Homophobic characters are introduced immediately at the start of Rafiki. Kena, a dutiful daughter who works for her father’s political campaign and cares for her mother, spends her free time with a group of guys who assert their masculine virility by sleeping with women and calling other men homophobic slurs. Kena’s acceptance by the men (she drinks with them, plays soccer with them) and her camaraderie with them make “legitimate” not necessarily Kena’s “masculinity,” but her lesbianism, rendering her same-sex attraction as more clearly legible (Kara Keeling writes similarly about Cleo, Queen Latifah’s Set It Off character, in The Witch’s Flight: The Cinematic, the Black Femme, and the Image of Common Sense).
Kena repeatedly bears witness to homophobia’s pervasiveness in her environs, whether through women gossiping about her, her mother asking if she’s glowing because of a “boy,” or a police officer asking Kena and Ziki later in the film, “which one of you is the man? It’s for our records.”

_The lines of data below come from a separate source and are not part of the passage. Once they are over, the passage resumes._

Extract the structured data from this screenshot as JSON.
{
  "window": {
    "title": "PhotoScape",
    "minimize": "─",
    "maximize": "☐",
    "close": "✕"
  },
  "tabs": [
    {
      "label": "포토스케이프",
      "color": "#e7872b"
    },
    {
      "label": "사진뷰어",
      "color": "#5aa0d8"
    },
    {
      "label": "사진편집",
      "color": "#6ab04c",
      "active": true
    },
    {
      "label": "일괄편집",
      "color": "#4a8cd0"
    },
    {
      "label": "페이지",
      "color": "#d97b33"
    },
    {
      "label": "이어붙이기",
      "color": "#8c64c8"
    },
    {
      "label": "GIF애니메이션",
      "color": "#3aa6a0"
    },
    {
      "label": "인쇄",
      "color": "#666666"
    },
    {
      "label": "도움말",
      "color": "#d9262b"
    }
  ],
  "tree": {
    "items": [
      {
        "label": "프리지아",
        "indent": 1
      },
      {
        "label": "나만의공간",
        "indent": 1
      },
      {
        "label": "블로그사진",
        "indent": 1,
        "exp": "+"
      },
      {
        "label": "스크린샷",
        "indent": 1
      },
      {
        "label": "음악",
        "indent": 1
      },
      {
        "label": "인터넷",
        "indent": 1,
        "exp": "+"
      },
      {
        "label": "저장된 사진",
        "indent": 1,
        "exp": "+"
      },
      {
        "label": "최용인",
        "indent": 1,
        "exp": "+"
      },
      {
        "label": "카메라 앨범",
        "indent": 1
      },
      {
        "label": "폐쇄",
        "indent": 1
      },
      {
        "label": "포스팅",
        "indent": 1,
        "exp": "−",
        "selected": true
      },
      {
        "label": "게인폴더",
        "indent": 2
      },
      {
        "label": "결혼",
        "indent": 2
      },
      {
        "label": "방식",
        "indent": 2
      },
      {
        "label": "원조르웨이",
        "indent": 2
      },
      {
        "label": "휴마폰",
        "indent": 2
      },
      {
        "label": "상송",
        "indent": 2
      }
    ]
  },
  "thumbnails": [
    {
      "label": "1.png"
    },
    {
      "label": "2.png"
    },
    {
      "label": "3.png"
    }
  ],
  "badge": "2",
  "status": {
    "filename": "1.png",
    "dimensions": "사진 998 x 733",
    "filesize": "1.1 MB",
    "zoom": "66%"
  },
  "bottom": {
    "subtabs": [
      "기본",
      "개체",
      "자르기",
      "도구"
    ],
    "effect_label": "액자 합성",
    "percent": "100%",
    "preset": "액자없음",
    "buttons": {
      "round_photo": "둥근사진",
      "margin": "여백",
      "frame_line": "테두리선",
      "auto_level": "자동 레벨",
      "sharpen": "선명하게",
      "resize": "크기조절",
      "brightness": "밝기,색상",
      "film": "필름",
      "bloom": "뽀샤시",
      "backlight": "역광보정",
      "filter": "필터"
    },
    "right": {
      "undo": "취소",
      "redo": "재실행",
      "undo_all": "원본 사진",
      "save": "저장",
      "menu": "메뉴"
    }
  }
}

When Kena first meets Ziki, Kahiu frames both women in close-up with the background blurred behind them. Through this formal choice — to focus only on the women’s faces: cautious, curious, desiring and delighted — Kahiu lets the audience know that nothing (no one) else matters to these women from this moment forward. Their romance is bathed in a pink glow, and when they first explore the city on a date, the soundtrack swoons, “If there is a reason for love,” underscoring their connection not just as infatuation, but something deeper: something true.

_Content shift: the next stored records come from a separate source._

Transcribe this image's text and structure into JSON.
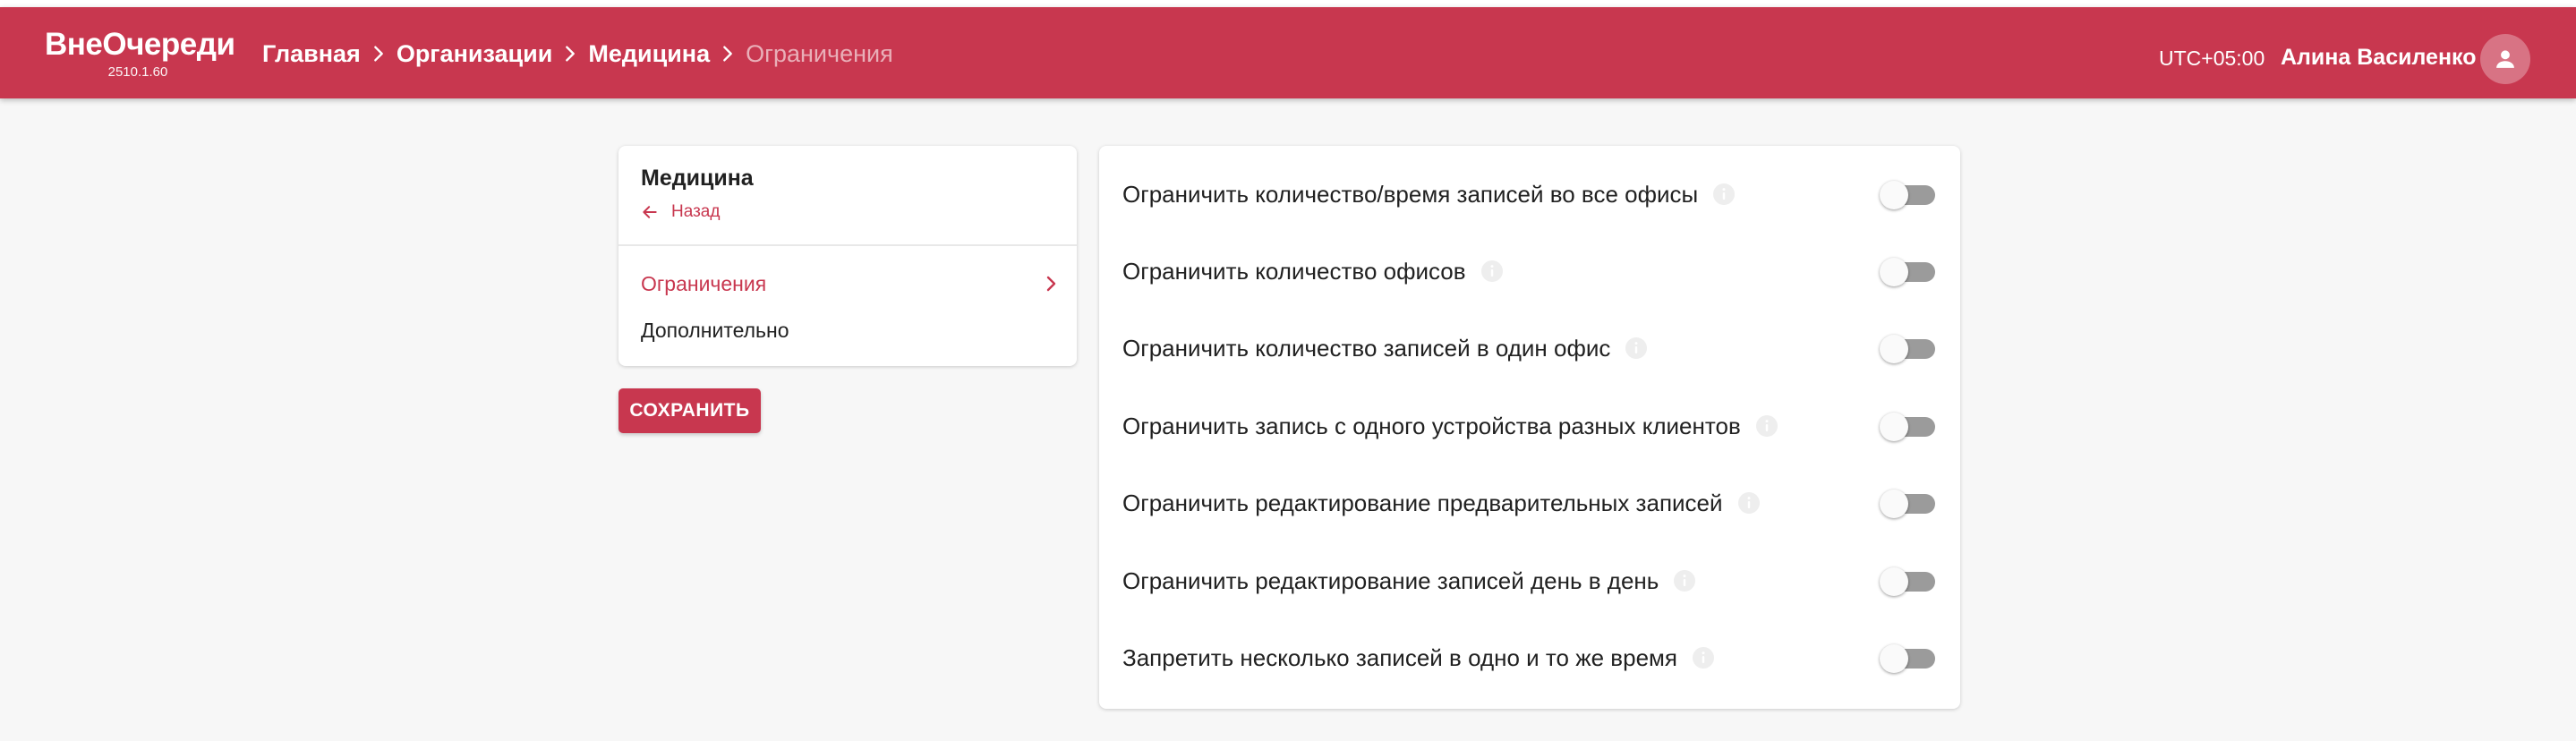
{
  "appbar": {
    "brand": "ВнеОчереди",
    "version": "2510.1.60",
    "timezone": "UTC+05:00",
    "user_name": "Алина Василенко",
    "background_color": "#c8374f"
  },
  "breadcrumbs": [
    {
      "label": "Главная"
    },
    {
      "label": "Организации"
    },
    {
      "label": "Медицина"
    },
    {
      "label": "Ограничения"
    }
  ],
  "sidebar": {
    "title": "Медицина",
    "back_label": "Назад",
    "items": [
      {
        "label": "Ограничения",
        "active": true
      },
      {
        "label": "Дополнительно",
        "active": false
      }
    ]
  },
  "save_label": "СОХРАНИТЬ",
  "settings": [
    {
      "label": "Ограничить количество/время записей во все офисы",
      "enabled": false
    },
    {
      "label": "Ограничить количество офисов",
      "enabled": false
    },
    {
      "label": "Ограничить количество записей в один офис",
      "enabled": false
    },
    {
      "label": "Ограничить запись с одного устройства разных клиентов",
      "enabled": false
    },
    {
      "label": "Ограничить редактирование предварительных записей",
      "enabled": false
    },
    {
      "label": "Ограничить редактирование записей день в день",
      "enabled": false
    },
    {
      "label": "Запретить несколько записей в одно и то же время",
      "enabled": false
    }
  ]
}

When they finally consummate their desire, Kahiu cross-cuts between Ziki eating a cupcake Kena has bought her and their foreplay, a somewhat obvious metaphor (the consumption of food equals consummation), but also an apt one for a coming-of-age narrative infused with sexual awakening. Their love, their attraction, is open and obvious. When you’re young, it’s hard to hide ardor.
The moment exemplifies a comment from Fons about the film: “It’s a sweet and sincere film that had the audience I saw it with stand up and cheer (and I was with a bunch of film critics who aren’t quick to cheer).”
While some of the characters, at times, can feel slightly one-dimensional (Kena’s mother asks if her ex-husband mentioned her, reinforcing the stereotype of straight women’s sense of self-worth as contingent on the attention and approval of men) or unfortunately reductive (Ziki’s friend Elizabeth attacks Kena in a cat fight), this film pulses with color, music and hope. The connection between the two leads is especially electric.
“The risks filmmaker Wanuri Kahiu took making the film, every glance between protagonists Kena and Ziki – it all felt like creative rebellion,” Fons said.
This rebellion, this electric charge and energy, is the propulsion for Women’s March that showcases some of the most distinct female filmmakers working world wide today. The Vanguard Series is similar to FilmScene’s Vino Vérité series (co-presented by Little Village) or the Bijou Film Board’s Film Forum, as both draw audience’s focus to a specific director and region. There’s conversation surrounding the narrative afterward with members of the community, an excellent opportunity to reflect on and engage with the film just seen.
While those who frequent FilmScene already know that you’re bound to see some of the most innovative and illustrious films on the market (Sorry to Bother You, Eighth Grade, The Rider), Women’s March highlights a diverse array of female voices, a novelty for any theater when women are still clamoring for a place in the cannon and the Academy (note the lack of female directors in the Best Picture and Best Director category this year).
Rafiki is just one film in this month’s menu that delights the senses, saturated in playful pink, like a fragrance that lingers with you long after someone has left a room: a trace, a sweetness, a tenderness.